How do we cling to hope and keep waiting? How do we keep doubt from overwhelming us? In my experience, the answer is rooted in the vital relationships with God, ourselves, and others. The spies needed Rahab in order to leave a dangerous situation; Rahab needed the spies to follow through with their promise to protect her family; Rahab needed to wait and trust the one true God; and Joshua, the leader of the Israelites, needed assurance from God and the people who told him, “Be strong and courageous” (Joshua 1:18).

A connected relationship with God is like grasping onto a strong rope. We can cling to and depend on Him even when we can’t see the next right step. I need to rest in God, trusting that the issues I'm facing are part of what God is using to transform me. And, like Rahab and the spies, I need to risk allowing other people into my life.

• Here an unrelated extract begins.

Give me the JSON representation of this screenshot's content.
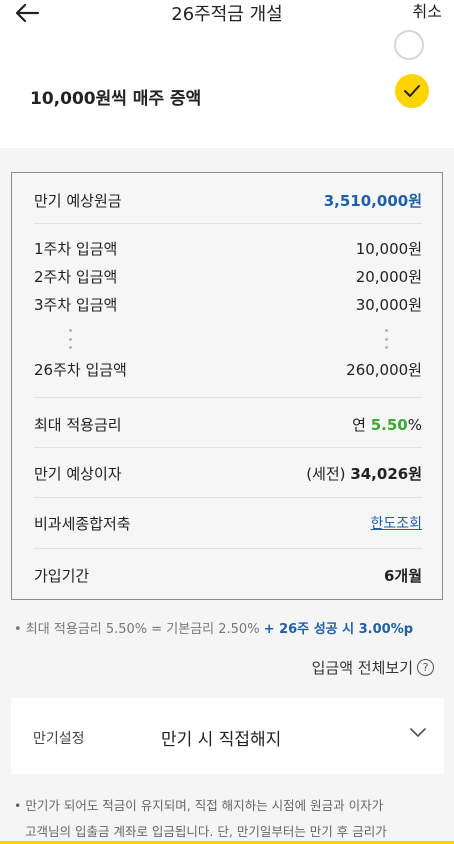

God really is in control, and when I relinquish my anxiety over to Him, I will find the hope that I long for in the midst of chaos.